### Task objective
Exact copies of all entries are needed. Pictures are to be left out.

### Data provided
#####

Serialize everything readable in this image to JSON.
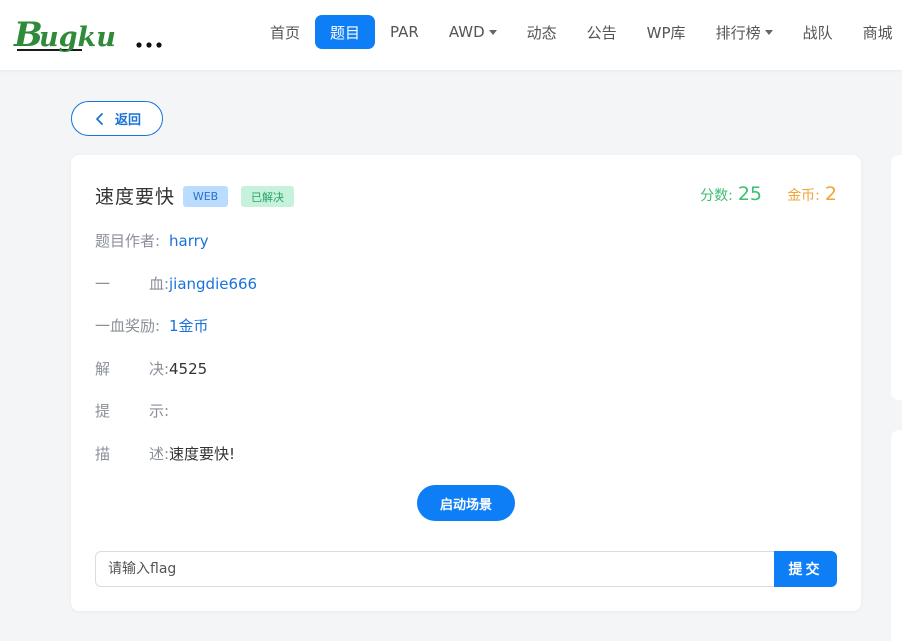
{
  "logo": {
    "text": "Bugku..."
  },
  "nav": {
    "items": [
      {
        "label": "首页",
        "active": false,
        "dropdown": false
      },
      {
        "label": "题目",
        "active": true,
        "dropdown": false
      },
      {
        "label": "PAR",
        "active": false,
        "dropdown": false
      },
      {
        "label": "AWD",
        "active": false,
        "dropdown": true
      },
      {
        "label": "动态",
        "active": false,
        "dropdown": false
      },
      {
        "label": "公告",
        "active": false,
        "dropdown": false
      },
      {
        "label": "WP库",
        "active": false,
        "dropdown": false
      },
      {
        "label": "排行榜",
        "active": false,
        "dropdown": true
      },
      {
        "label": "战队",
        "active": false,
        "dropdown": false
      },
      {
        "label": "商城",
        "active": false,
        "dropdown": false
      }
    ]
  },
  "back_button": {
    "label": "返回"
  },
  "challenge": {
    "title": "速度要快",
    "category_badge": "WEB",
    "status_badge": "已解决",
    "score_label": "分数:",
    "score_value": "25",
    "coin_label": "金币:",
    "coin_value": "2",
    "fields": {
      "author": {
        "label_chars": [
          "题目作者:"
        ],
        "value": "harry"
      },
      "first_blood": {
        "label_chars": [
          "一",
          "血:"
        ],
        "value": "jiangdie666"
      },
      "first_blood_reward": {
        "label_chars": [
          "一血奖励:"
        ],
        "value": "1金币"
      },
      "solves": {
        "label_chars": [
          "解",
          "决:"
        ],
        "value": "4525"
      },
      "hint": {
        "label_chars": [
          "提",
          "示:"
        ],
        "value": ""
      },
      "description": {
        "label_chars": [
          "描",
          "述:"
        ],
        "value": "速度要快!"
      }
    },
    "start_button": "启动场景",
    "flag_input": {
      "placeholder": "请输入flag",
      "value": ""
    },
    "submit_button": "提交"
  },
  "colors": {
    "primary": "#0d7ef5",
    "link": "#1a73d9",
    "score": "#3bbf73",
    "coin": "#f0a53b",
    "background": "#f4f5f7"
  }
}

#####

### Result of the task
Serialize everything readable in this image to JSON.
{
  "logo": {
    "text": "Bugku..."
  },
  "nav": {
    "items": [
      {
        "label": "首页",
        "active": false,
        "dropdown": false
      },
      {
        "label": "题目",
        "active": true,
        "dropdown": false
      },
      {
        "label": "PAR",
        "active": false,
        "dropdown": false
      },
      {
        "label": "AWD",
        "active": false,
        "dropdown": true
      },
      {
        "label": "动态",
        "active": false,
        "dropdown": false
      },
      {
        "label": "公告",
        "active": false,
        "dropdown": false
      },
      {
        "label": "WP库",
        "active": false,
        "dropdown": false
      },
      {
        "label": "排行榜",
        "active": false,
        "dropdown": true
      },
      {
        "label": "战队",
        "active": false,
        "dropdown": false
      },
      {
        "label": "商城",
        "active": false,
        "dropdown": false
      }
    ]
  },
  "back_button": {
    "label": "返回"
  },
  "challenge": {
    "title": "速度要快",
    "category_badge": "WEB",
    "status_badge": "已解决",
    "score_label": "分数:",
    "score_value": "25",
    "coin_label": "金币:",
    "coin_value": "2",
    "fields": {
      "author": {
        "label_chars": [
          "题目作者:"
        ],
        "value": "harry"
      },
      "first_blood": {
        "label_chars": [
          "一",
          "血:"
        ],
        "value": "jiangdie666"
      },
      "first_blood_reward": {
        "label_chars": [
          "一血奖励:"
        ],
        "value": "1金币"
      },
      "solves": {
        "label_chars": [
          "解",
          "决:"
        ],
        "value": "4525"
      },
      "hint": {
        "label_chars": [
          "提",
          "示:"
        ],
        "value": ""
      },
      "description": {
        "label_chars": [
          "描",
          "述:"
        ],
        "value": "速度要快!"
      }
    },
    "start_button": "启动场景",
    "flag_input": {
      "placeholder": "请输入flag",
      "value": ""
    },
    "submit_button": "提交"
  },
  "colors": {
    "primary": "#0d7ef5",
    "link": "#1a73d9",
    "score": "#3bbf73",
    "coin": "#f0a53b",
    "background": "#f4f5f7"
  }
}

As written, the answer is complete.